Background: Evidence suggests that chronic stimulation of β2-adrenergic receptors (β2-ARs) induces receptor tolerance that limits the efficacy of β-agonists in the treatment of asthma. The precise mechanisms that induce β2-AR tolerance remain unclear. Objective: We sought to determine whether steroids modulate albuterol-induced β2-AR tolerance in human small airways. Methods: β2-AR responsiveness to isoproterenol was characterized in human precision-cut lung slices (PCLSs) precontracted to carbachol after pretreatment with albuterol. Results: Incubation of PCLSs with albuterol for 3, 6, or 12 hours attenuated subsequent isoproterenol-induced relaxation in a dose- and time-dependent manner. A 40% decrease (P < .0001) in maximum relaxation and a 45% decrease (P = .0011) in airway sensitivity from control values occurred after the maximum time and concentration of albuterol incubation. Desensitization was not evident when airways were relaxed to forskolin. Dexamethasone pretreatment of PCLSs (1 hour) prevented albuterol-induced β2-AR desensitization by increasing the maximum drug effect (P = .0023) and decreasing the log half-maximum effective concentration values (P < .0001) from that of albuterol alone. Albuterol (12-hour incubation) decreased the β2-AR cell-surface number (P = .013), which was not significantly reversed by 1 hour of preincubation with dexamethasone. Conclusion: These data suggest that β2-AR desensitization occurs with prolonged treatment of human small airways with albuterol through mechanisms upstream of protein kinase A and that steroids prevent or reverse this desensitization. Clarifying the precise molecular mechanisms by which β2-AR tolerance occurs might offer new therapeutic approaches to improve the efficacy of bronchodilators in asthma and chronic obstructive pulmonary disease.
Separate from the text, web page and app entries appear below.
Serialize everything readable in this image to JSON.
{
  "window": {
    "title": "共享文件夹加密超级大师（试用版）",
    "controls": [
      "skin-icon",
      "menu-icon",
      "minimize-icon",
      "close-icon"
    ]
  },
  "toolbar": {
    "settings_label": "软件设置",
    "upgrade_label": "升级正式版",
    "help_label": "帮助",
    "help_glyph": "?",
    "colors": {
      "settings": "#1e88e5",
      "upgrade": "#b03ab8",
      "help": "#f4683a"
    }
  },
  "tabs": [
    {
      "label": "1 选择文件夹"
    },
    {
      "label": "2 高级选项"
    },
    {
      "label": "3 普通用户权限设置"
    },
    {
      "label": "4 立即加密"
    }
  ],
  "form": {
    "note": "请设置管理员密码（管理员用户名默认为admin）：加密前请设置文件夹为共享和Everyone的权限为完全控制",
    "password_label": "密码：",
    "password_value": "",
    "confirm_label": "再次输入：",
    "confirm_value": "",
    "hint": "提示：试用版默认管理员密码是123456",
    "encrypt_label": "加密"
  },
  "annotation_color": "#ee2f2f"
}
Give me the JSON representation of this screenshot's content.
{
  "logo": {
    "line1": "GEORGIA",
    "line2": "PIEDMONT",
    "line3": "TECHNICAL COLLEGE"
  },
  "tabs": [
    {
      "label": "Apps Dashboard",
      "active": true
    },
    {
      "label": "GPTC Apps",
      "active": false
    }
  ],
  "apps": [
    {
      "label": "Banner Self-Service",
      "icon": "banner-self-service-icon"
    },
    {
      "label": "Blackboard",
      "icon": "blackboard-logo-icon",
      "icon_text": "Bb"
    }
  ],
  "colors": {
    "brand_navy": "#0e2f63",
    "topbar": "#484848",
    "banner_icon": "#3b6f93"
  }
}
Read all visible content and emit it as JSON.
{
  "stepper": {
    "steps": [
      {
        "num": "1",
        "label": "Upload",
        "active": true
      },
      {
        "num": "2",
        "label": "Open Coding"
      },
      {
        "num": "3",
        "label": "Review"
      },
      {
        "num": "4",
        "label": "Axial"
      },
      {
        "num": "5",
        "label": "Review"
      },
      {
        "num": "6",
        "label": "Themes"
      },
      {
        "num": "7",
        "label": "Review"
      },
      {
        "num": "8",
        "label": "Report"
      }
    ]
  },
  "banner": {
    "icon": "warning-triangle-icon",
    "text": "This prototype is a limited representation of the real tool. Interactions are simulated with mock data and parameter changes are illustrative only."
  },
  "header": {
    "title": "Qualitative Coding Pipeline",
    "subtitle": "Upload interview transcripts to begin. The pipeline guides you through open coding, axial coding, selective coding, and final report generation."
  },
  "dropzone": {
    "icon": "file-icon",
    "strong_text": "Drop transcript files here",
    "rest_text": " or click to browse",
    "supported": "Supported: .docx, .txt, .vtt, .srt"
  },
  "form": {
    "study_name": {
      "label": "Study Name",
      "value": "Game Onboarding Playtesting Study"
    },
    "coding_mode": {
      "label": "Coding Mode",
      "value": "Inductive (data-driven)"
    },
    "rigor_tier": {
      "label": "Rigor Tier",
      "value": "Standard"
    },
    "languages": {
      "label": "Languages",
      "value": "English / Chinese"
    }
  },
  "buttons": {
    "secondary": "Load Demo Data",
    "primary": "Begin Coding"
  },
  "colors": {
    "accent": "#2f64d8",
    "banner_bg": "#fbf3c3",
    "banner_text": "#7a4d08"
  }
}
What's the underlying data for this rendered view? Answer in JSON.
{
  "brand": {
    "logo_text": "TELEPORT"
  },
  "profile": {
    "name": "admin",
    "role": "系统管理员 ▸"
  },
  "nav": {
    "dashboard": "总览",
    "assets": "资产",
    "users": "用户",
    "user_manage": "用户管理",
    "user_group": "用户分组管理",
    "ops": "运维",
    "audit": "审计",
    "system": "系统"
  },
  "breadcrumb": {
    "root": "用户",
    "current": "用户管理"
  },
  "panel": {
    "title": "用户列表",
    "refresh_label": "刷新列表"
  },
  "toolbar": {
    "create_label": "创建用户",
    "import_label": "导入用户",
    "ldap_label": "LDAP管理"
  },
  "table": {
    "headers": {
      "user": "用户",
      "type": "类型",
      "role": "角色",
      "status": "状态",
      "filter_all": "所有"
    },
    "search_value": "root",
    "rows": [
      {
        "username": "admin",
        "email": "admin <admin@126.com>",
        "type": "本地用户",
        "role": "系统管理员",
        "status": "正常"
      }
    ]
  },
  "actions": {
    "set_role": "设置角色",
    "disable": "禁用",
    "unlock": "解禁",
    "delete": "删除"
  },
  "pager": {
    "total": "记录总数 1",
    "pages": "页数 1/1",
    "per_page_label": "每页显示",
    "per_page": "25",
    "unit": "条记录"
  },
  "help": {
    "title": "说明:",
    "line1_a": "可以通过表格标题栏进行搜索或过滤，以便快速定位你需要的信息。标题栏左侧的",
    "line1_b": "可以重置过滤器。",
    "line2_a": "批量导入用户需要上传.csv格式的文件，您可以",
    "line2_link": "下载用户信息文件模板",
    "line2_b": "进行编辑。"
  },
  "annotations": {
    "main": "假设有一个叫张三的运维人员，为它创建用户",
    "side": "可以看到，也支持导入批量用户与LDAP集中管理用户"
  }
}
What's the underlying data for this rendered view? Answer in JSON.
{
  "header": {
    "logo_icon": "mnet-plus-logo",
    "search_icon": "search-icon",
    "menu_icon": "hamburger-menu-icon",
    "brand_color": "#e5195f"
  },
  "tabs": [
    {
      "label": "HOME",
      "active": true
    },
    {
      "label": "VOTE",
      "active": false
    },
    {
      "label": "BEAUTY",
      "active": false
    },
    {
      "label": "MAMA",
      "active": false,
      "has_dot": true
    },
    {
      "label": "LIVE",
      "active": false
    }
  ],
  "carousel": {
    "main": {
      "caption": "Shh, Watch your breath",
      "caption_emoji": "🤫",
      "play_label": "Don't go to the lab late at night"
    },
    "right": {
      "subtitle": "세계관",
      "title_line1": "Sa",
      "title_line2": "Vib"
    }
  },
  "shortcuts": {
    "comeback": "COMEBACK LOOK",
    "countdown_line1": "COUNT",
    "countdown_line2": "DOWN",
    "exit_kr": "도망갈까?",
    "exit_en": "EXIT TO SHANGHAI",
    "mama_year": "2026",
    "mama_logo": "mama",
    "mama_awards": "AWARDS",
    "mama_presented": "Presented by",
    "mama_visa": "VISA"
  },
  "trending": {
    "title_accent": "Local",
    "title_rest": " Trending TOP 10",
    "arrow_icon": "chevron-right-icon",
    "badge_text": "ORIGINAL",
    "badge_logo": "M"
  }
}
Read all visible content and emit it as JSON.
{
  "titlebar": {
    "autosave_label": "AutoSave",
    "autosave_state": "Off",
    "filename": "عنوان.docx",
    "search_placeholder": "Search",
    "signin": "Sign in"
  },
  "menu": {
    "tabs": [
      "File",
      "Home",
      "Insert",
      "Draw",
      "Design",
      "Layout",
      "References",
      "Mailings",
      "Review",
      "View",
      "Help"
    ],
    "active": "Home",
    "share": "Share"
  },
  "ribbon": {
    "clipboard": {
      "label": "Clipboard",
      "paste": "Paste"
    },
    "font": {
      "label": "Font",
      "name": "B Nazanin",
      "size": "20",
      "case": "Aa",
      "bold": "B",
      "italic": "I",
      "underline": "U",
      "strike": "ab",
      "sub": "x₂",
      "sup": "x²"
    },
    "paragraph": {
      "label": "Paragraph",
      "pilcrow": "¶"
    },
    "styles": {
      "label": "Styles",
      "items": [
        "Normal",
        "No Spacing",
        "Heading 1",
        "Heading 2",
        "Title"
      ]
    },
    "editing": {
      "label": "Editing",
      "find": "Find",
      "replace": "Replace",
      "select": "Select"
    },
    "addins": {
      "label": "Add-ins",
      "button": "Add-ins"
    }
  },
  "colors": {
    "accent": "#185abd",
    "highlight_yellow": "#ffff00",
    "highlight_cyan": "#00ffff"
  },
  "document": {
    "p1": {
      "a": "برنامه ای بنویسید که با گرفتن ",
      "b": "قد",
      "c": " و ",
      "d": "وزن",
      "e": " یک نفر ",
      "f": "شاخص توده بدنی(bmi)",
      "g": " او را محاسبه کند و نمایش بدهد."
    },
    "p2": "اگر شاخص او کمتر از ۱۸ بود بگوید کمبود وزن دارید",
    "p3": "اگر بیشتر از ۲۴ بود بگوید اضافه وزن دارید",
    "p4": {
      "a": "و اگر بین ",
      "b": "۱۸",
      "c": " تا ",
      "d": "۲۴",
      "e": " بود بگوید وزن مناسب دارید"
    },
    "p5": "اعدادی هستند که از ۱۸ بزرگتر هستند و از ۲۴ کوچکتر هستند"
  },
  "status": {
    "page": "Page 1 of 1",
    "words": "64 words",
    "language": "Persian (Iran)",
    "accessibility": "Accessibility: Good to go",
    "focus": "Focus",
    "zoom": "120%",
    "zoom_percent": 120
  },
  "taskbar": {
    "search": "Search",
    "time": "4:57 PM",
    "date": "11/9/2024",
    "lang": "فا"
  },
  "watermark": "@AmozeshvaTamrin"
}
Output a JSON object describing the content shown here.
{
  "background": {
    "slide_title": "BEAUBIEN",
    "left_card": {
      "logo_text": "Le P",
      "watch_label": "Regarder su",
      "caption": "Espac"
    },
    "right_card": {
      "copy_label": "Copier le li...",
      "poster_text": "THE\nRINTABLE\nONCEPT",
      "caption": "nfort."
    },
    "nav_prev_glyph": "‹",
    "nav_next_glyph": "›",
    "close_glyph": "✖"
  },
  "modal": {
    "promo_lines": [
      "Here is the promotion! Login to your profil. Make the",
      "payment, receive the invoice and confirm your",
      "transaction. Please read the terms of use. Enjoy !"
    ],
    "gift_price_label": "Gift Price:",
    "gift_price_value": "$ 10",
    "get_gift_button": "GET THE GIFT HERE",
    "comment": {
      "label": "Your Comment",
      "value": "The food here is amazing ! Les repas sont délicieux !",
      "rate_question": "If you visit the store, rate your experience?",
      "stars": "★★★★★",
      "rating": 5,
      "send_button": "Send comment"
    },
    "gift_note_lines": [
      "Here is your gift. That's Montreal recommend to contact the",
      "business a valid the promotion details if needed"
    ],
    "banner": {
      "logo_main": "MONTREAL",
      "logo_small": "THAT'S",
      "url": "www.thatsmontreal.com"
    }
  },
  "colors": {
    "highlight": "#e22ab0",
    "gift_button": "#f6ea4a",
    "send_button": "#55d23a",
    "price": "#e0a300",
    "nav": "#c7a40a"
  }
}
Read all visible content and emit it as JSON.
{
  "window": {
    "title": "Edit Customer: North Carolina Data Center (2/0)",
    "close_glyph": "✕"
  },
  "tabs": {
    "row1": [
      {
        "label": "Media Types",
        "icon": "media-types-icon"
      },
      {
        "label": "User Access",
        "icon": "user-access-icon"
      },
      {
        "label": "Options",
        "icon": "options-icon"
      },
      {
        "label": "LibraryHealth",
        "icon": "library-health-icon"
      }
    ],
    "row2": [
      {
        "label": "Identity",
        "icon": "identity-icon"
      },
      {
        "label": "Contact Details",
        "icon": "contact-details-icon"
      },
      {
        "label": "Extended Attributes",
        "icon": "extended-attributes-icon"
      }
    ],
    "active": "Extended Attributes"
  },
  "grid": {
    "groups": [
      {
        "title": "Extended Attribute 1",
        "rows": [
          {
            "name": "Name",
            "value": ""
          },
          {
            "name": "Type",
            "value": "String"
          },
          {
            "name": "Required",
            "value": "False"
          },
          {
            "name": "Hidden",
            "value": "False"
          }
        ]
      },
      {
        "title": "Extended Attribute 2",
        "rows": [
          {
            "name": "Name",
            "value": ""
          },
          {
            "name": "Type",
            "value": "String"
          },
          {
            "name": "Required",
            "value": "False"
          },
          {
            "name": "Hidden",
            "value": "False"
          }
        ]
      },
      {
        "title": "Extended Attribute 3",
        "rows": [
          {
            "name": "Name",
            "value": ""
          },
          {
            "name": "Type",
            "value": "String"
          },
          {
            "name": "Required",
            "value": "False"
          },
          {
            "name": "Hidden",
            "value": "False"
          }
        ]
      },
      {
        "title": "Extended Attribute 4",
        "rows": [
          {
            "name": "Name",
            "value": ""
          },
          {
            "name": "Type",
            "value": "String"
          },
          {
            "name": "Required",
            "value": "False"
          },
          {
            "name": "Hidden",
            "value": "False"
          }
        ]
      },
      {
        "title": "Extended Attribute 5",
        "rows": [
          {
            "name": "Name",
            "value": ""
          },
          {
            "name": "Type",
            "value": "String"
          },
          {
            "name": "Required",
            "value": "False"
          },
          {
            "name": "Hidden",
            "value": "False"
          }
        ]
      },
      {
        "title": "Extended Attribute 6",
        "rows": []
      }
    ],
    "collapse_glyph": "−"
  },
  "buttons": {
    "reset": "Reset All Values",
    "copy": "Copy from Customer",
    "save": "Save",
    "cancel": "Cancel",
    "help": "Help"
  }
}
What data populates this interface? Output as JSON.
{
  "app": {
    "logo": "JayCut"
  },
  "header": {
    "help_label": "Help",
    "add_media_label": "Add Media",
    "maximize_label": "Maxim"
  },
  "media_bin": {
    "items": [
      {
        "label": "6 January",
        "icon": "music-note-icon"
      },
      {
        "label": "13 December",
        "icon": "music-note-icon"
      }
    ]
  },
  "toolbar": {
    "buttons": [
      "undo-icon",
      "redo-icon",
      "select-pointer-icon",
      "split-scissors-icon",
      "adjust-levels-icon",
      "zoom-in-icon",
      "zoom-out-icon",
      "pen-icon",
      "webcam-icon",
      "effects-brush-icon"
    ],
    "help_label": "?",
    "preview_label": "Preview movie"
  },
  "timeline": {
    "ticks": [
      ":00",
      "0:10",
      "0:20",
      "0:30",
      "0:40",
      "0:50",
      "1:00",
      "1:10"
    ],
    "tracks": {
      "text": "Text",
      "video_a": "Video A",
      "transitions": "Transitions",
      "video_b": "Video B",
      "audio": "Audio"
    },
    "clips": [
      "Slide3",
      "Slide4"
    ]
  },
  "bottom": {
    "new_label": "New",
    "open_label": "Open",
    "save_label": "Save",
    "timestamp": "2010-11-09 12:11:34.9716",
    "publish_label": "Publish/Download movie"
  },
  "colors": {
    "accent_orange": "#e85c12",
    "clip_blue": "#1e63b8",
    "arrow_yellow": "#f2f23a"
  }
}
All Science Journal Classification (ASJC) codes
- Immunology and Allergy
- Airway smooth muscle
- airway remodeling
- chronic obstructive pulmonary disease